By Glenn N. Cummings, Ph.D., Director of Health Professions Advising
This week has been rough. Last week, too. Next week too, probably. This whole time around the middle of the semester is always this way. Pre-health students become frequent, harried visitors at my drop-in hours, each with a unique situation, each with a cause for frustration, anxiety, and disappointment, sometimes to the point of tears. The first-years who so excitedly left their parents two months ago are in the throes of culture shock, adapting to new styles of teaching, new ways of studying, and new demands on their time and their own ability to structure the hours in the day. There’s also a good bit of homesickness going on. The sophomores are loaded down with double lab courses, deeper involvement in the orchestra or the football team, and doubts about whether to continue along the pre-health track. As for juniors and seniors, the MCAT (or DAT or GRE) is the big stressor for most—as well as figuring out when to apply to health professional school and whether or not one’s application will be competitive.
Today I think it’s important to remember a few basic tenets of pre-health existence. Hopefully these will cheer up those of you who are stressing out. They may be helpful points to return to in the coming months and years as the pre-health workload piles high. They’re especially crucial to recall during rough patches.
· One bad grade is just that, one bad grade. Not only is a poor grade on one test a mere part of your overall performance for the semester, but one grade for an entire course is but one item on a transcript that will ultimately reflect four years of hard work. Health professional schools look at the big picture. They look for trends on the transcript (usually upward!). They admit people every year with a poor grade in one of their prerequisite courses.
· The faculty are here to help you. They’re opinionated and they’re quite busy, but they have your best interest at heart. If your first attempt to talk to a professor about your performance in a class fails (at least from your point of view), try again. Keep trying. They want you to succeed. The responsibility lies with you, however, to take the initiative, exercising both persistence and patience.

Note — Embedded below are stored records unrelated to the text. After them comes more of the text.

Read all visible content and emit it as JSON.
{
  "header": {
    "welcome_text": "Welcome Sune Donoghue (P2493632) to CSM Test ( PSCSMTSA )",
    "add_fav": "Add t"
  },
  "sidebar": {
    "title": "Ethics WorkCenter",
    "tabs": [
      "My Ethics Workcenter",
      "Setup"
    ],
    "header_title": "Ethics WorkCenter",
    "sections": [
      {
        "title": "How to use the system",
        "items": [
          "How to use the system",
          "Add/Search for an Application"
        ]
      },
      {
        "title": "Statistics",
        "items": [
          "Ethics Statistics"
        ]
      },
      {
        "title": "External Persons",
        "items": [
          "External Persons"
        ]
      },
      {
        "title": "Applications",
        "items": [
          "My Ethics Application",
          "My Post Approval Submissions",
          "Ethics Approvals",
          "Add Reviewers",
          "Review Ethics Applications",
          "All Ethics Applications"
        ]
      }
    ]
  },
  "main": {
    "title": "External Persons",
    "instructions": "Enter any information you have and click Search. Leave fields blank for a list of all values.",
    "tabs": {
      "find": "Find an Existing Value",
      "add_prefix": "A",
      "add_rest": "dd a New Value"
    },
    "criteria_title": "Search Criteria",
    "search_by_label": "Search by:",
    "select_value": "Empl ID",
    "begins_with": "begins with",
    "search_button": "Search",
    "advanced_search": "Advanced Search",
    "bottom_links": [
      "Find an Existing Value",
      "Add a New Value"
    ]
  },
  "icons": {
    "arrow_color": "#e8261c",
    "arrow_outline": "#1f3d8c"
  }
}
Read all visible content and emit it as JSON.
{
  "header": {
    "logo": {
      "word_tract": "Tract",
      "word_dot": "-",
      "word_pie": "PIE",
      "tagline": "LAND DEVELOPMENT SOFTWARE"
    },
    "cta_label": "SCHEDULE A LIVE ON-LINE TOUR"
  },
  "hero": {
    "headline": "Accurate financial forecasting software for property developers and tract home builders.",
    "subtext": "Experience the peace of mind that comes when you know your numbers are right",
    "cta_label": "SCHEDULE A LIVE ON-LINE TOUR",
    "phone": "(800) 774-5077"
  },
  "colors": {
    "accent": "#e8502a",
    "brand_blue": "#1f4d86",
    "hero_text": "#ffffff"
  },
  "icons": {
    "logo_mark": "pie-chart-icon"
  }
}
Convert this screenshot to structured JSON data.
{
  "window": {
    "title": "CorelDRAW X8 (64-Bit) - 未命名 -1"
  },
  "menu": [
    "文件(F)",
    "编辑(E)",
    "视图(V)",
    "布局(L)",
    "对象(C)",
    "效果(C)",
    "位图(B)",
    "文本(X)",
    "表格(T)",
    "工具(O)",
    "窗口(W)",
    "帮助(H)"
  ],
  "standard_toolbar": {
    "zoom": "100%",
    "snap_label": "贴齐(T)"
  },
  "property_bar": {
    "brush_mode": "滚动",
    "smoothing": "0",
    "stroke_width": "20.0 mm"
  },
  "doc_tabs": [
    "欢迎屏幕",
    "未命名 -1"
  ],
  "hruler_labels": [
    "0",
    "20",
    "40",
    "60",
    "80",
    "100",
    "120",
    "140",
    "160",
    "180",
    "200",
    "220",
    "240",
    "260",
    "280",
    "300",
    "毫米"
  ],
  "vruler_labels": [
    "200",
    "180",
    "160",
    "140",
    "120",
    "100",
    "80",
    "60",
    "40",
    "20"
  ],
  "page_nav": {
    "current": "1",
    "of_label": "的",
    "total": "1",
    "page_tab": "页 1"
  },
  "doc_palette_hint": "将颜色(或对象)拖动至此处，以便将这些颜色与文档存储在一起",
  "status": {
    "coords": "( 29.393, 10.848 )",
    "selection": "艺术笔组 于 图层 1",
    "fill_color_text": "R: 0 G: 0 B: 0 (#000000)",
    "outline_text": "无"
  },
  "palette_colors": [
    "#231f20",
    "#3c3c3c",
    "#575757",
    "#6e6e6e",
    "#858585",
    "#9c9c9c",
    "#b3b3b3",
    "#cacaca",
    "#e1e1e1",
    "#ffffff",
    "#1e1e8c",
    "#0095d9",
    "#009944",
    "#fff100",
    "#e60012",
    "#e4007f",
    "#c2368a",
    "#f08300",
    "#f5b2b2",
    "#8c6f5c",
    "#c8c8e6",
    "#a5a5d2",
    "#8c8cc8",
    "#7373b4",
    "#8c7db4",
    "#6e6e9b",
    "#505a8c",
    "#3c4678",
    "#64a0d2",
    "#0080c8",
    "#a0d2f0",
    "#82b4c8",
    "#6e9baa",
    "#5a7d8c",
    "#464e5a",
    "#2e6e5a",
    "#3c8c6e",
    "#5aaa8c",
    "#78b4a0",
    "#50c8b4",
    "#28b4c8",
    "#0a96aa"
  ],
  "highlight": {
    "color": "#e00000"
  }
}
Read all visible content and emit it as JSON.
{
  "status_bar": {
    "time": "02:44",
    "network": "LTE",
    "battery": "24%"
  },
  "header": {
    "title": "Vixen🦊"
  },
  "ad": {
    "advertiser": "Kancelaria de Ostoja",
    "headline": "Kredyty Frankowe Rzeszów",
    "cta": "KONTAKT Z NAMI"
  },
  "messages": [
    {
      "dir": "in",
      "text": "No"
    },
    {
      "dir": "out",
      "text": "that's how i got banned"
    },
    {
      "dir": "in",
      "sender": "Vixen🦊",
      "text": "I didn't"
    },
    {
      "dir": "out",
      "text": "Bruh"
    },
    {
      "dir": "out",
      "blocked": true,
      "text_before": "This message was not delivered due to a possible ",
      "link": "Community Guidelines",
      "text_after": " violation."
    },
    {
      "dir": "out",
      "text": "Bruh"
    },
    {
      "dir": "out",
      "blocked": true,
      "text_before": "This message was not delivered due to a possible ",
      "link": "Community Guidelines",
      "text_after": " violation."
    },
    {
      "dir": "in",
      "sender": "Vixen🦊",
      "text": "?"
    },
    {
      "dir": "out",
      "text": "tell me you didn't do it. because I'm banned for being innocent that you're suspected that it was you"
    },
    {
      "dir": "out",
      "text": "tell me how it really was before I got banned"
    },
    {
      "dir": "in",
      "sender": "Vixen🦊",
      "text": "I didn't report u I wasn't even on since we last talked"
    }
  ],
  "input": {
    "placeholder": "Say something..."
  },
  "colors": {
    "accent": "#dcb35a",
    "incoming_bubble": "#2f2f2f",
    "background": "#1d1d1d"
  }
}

· To each his/her own. What works for your pre-med roommate may not work for you when it comes to the timing of coursework. The required courses for admission to health professional school need to be completed by the time you apply. When you apply—and when/how you finish the courses successfully—is an individualized thing.
· Refresh your memory. Talk to a physician, such as one the alums we had come to the breakfast reception last Saturday during Homecoming. Talk to a nurse practitioner, a P.A., or an optometrist. Go to the hospital and volunteer. Make the most of your sophomore preceptorship. In these “clinical” settings you’ll see examples of your future, people using their scientific and humanistic talents to care for others. This will motivate you.
· Play Bach, play soccer. What hobbies or passions did you have in high school? Do you still participate in them? When you’re feeling overwhelmed, do you locate one of the pianos on campus and express your musical talent like Kelsey Kreyche ’15 did so beautifully in the lobby of New College House at the Homecoming reception? (Thank you for creating such a great atmosphere, Kelsey!). Do you belong to a club sports team or kick a ball around with your friends to let off steam? Everything you do outside the classroom doesn’t have to be a formal extracurricular activity or resume item. Everything you do doesn’t have to have a larger goal. Sometimes your mental health depends on doing what you love when no grade is awarded, maybe even when no one else is watching.
· FaceTime with your dog. What? That’s right, you heard me. I said, FaceTime with your dog. Homesick? Need a friend? Need something familiar? Maybe a completely non-judgmental someone who doesn’t ask questions? What, your pooch (or cat, or guinea pig) back home isn’t qualified? I beg to differ. My dog Freddie (pictured above) doesn’t tend to stay in one place long enough to make FaceTiming or Skyping practical, truth be told, but I still laugh when he runs by the camera chasing squirrels in the background as I use my iPhone to touch base with the human members of my family. You get my drift. Reach out to something or someone familiar, an individual or situation totally ignorant of college. And make it a little ridiculous. Freddie stressed out about not catching chipmunks—that is something that relaxes me when I’m worried about my own day-to-day problems.
Ultimately, it’s about maintaining perspective. Being pre-health can feel like a true burden piled on top of the other things you want to do in college. Quite often it can seem as if it’s all about your future plans and not at all about enjoying your time at F&M. If nothing else, I hope you take the same number of minutes that it just took to read this little essay and, once a day (if not more), live in the present moment. The future will be here before you know it—there’s not much you can do about that. But one regret you may have, when you’re living in that future, is that you didn’t make the most of these months, weeks, days, and minutes as a college student. Don’t let that be your regret.